As the clock ticked toward a potential mechanics' strike at
, yet another Wall Street analyst issued a bullish call on its stock, voicing confidence about the airline's ability to fly through a walkout.
Thursday's upgrade to outperform from Bear Stearns' David Strine helped boost the stock nearly 20% on heavy volume. It comes just two days after Strine's counterpart at Morgan Stanley assigned it an overweight rating. Both firms do and seek to do business with companies covered in their research reports.
The pair joins the ranks of investment-house bulls arguing Northwest's contingency plans should allow it to operate smoothly even if mechanics represented by the Aircraft Mechanics Fraternal Association walk off the job at 12:01 a.m. EDT Saturday. That's when a 30-day cooling-off period mandated by federal labor law expires.

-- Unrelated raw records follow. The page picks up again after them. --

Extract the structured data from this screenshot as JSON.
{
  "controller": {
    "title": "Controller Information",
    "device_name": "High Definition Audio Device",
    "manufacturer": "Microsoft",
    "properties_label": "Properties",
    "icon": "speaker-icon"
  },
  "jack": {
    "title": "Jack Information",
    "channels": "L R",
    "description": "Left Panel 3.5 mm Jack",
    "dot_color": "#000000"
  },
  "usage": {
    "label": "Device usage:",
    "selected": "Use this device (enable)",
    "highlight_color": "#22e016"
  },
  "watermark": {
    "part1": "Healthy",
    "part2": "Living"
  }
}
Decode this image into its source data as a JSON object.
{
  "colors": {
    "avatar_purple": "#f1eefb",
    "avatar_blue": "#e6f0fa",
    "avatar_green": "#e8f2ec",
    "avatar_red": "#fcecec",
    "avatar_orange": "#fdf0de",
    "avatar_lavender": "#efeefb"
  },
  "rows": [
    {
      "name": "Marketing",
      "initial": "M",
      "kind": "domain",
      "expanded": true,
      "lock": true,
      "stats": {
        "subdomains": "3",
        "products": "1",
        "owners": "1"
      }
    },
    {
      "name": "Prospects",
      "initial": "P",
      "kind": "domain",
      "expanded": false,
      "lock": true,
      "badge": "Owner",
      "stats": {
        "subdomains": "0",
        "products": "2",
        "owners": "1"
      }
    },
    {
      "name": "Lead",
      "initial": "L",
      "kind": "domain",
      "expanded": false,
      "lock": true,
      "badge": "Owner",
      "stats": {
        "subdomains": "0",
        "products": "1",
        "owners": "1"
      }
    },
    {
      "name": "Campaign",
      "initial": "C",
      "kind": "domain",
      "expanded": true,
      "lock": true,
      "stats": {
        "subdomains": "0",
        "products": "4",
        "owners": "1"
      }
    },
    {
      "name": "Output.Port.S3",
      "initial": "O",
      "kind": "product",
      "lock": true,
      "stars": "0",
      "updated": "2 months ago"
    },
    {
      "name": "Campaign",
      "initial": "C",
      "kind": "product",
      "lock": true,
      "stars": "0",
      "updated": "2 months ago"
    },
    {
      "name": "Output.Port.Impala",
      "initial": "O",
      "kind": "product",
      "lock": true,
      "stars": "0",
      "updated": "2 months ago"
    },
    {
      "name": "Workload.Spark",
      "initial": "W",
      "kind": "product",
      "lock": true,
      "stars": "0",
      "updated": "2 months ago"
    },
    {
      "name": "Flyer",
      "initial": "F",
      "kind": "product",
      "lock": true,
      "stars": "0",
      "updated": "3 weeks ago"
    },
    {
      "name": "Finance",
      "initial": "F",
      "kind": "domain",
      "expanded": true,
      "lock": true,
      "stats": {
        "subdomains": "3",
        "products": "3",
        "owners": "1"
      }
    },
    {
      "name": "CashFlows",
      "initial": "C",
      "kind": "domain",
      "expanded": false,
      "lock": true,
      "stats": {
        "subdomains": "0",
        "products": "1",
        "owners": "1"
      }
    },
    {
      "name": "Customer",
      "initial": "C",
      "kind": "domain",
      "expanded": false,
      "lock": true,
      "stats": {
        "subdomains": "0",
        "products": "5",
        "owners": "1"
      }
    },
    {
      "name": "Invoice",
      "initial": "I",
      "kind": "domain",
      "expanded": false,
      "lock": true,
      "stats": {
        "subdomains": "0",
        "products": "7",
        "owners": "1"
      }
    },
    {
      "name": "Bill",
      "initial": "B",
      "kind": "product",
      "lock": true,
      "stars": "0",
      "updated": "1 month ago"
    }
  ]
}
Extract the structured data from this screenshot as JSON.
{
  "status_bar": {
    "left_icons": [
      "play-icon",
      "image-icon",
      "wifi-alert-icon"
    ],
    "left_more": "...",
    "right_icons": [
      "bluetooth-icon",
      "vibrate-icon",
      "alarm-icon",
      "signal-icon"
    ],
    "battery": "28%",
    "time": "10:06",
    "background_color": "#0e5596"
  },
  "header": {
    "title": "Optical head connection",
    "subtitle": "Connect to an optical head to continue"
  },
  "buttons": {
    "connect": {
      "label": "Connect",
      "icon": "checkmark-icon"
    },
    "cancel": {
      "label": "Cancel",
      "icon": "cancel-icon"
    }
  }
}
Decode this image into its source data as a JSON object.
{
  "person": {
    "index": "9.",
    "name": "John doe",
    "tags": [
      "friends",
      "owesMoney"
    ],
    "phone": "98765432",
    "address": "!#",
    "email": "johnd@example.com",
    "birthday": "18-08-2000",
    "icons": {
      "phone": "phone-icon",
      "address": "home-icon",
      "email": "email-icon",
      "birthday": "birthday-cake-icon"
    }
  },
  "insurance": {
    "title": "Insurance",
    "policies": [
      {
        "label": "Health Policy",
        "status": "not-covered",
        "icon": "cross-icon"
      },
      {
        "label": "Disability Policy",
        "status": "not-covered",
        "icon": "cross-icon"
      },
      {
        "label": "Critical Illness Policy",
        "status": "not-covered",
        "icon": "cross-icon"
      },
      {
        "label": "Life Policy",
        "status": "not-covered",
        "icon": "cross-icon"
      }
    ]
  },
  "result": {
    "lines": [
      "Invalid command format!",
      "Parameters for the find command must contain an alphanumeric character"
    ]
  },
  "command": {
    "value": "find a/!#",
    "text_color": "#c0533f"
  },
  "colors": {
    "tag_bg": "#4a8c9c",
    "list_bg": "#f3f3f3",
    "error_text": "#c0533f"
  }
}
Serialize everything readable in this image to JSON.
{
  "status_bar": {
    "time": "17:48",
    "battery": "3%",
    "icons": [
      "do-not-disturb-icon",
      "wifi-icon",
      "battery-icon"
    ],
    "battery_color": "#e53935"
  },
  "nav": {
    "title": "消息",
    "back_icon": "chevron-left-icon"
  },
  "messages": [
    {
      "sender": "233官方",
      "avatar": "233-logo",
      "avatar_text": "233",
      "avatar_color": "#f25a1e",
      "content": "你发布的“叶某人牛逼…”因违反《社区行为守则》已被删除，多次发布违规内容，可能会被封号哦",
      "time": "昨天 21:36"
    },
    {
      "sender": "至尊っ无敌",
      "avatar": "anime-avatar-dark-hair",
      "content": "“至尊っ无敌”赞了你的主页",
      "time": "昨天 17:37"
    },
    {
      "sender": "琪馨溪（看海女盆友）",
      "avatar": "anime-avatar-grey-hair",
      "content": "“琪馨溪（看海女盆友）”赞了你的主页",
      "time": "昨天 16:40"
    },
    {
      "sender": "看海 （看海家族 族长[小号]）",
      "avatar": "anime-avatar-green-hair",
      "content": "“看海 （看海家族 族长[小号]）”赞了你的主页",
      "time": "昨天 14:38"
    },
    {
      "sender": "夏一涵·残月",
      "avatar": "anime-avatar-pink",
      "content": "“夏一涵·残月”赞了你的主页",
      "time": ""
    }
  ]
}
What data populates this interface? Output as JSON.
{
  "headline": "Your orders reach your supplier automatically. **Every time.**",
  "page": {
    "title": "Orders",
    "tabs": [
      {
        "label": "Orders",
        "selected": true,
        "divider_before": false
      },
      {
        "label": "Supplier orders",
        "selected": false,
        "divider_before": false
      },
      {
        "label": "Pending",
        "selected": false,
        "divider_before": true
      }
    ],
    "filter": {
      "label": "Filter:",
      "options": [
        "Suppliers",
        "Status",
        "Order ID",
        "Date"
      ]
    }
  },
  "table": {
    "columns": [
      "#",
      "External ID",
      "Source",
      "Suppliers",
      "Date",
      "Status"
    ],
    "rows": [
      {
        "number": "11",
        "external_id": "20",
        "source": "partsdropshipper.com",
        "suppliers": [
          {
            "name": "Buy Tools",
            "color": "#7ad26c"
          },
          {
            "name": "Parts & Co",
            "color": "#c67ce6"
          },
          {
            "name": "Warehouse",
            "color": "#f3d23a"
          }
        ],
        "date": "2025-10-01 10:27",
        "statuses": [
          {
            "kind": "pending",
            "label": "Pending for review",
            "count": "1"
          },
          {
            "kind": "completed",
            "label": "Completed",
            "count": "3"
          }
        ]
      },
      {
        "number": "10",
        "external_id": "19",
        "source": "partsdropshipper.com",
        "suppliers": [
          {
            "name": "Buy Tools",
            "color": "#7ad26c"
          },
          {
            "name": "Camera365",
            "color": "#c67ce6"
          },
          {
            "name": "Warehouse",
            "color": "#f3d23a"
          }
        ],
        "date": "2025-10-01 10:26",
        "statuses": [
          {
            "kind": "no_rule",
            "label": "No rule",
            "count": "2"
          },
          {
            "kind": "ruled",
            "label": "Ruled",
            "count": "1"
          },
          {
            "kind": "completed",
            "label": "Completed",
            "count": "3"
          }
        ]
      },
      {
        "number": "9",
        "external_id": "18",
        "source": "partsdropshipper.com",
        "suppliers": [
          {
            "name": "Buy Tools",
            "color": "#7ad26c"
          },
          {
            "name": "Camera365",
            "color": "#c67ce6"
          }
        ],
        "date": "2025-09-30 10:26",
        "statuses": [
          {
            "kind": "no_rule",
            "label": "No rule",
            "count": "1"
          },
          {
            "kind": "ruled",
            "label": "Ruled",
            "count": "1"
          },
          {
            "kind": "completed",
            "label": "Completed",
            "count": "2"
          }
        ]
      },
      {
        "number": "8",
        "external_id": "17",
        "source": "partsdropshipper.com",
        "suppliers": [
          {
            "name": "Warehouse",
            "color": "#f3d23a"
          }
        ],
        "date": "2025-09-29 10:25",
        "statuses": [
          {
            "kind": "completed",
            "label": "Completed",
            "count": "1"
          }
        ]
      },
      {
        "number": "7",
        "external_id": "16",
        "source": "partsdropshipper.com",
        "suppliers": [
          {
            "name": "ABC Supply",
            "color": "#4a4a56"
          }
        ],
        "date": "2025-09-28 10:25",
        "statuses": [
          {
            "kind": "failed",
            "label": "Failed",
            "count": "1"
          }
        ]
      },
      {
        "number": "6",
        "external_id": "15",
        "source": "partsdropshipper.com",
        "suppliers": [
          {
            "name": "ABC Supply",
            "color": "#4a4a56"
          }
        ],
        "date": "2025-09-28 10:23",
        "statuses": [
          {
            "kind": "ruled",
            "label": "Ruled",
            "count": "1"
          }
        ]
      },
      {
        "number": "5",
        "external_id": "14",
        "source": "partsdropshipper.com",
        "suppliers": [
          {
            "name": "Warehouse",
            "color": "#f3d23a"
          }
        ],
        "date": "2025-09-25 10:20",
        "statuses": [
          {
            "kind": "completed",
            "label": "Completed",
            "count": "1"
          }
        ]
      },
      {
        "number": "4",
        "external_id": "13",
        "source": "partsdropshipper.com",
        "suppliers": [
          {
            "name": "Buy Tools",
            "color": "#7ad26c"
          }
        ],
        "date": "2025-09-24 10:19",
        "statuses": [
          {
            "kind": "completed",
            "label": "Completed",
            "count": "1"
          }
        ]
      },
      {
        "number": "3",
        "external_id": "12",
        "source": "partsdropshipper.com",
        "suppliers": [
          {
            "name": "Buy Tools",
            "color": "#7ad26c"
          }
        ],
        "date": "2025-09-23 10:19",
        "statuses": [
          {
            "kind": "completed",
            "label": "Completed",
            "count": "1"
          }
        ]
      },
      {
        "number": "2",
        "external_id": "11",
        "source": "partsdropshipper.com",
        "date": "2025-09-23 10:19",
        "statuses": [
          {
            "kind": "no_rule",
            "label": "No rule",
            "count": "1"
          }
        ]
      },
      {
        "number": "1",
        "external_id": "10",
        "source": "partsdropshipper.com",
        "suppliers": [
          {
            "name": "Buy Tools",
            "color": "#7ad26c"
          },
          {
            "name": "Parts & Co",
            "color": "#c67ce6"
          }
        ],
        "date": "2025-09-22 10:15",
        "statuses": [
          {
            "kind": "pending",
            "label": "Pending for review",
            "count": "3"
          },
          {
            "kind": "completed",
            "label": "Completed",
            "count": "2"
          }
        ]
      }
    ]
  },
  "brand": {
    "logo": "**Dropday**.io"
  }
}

If Northwest's replacement workers prove up to the task, the thinking goes, then the airline will have lowered its maintenance costs and freed itself to pursue cuts from other work groups.
Still, it's a risky bet, and even the Wall Street bulls have acknowledged as much. If the 1,500 or so replacement workers and Northwest managers set to perform line maintenance at Northwest's Detroit and Minneapolis hubs fail to keep up with the airline's busy schedule, they could delay or strand passengers during the busy summer travel season, creating a public-relations disaster that could hurt future bookings.
Another key risk is that the mechanics' dispute becomes a flash point for unionized labor. Northwest's flight attendants' union is voting on whether to honor the mechanics' picket line, while
pilots say they'll refuse to fly any cargo that Northwest contracts the parcel shipper to carry during a strike.
Despite the risks, investors chose to focus on the reward side of the risk/reward equation Thursday, bidding up shares as high as $5.97. The stock was up 69 cents, or 13.8%, at $5.69 by midafternoon. Volume of nearly 12 million shares was almost triple the 4.1 million-share average.
The stock has climbed more than $1.50 this week and is now almost $2 above a 52-week low of $3.77 hit in early July.
Meanwhile, last-minute negotiations between the mechanics and Northwest continued, although a deal still seemed out of reach. The airline acknowledges receiving an offer from the union on Wednesday evening, but says it's not enough. "It appears to fall far short of the $176 million in annual cost savings the company needs from its AMFA-represented employees," said a Northwest statement. "Our preliminary estimate of the value ... is $100 million."
On its Web site, the union said Wednesday that both sides had resolved some issues related to contract language but didn't offer details on possible concessions.
In the past, AMFA has accused the airline of intransigence in sticking to a contract offer that would lay off about 53% of its workers and impose pay cuts of about 25% on the survivors. The National Mediation Board last month declared mediated talks at an impasse, setting in motion the current cooling-off period.
The airline is seeking the mechanics' concessions as part of a broader $1.1 billion reduction in annual labor costs it contends are necessary to avoid bankruptcy. Late last year, Northwest got $250 million of that amount from pilots and $35 million from management and salaried employees.
If the mechanics strike, and Northwest's contingency plan holds up, the airline could get even more expense relief than the $176 million it's seeking from the union. During the company's second-quarter conference call, CEO Doug Steenland said Northwest would likely seek even more savings from new replacement workers.
But even if Northwest successfully flies through a strike or gets concessions from the mechanics, it still must negotiate cuts from flight attendants and ground workers and go back to the bargaining table with pilots.
As it seeks to avert bankruptcy, the airline is also relying on another development that is far from certain -- pension reform from Congress that would give carriers with traditional pension plans more time to meet their obligations.
That combination of uncertainties prompted one analyst to go against the bullish grain. Jim Corridore, who follows airline stocks at Standard & Poor's, put a strong sell on Northwest at the beginning of the month, and he sticks by his call.
"They still have to renegotiate with flight attendants and the pilots," he says. "When they came up with these plans, oil prices were $10-a-barrel cheaper. They still have a lot of trouble ahead of them. The risk of bankruptcy remains high."
Standard & Poor's doesn't do investment banking with the companies its analysts cover, but its affiliates may provide other services to them.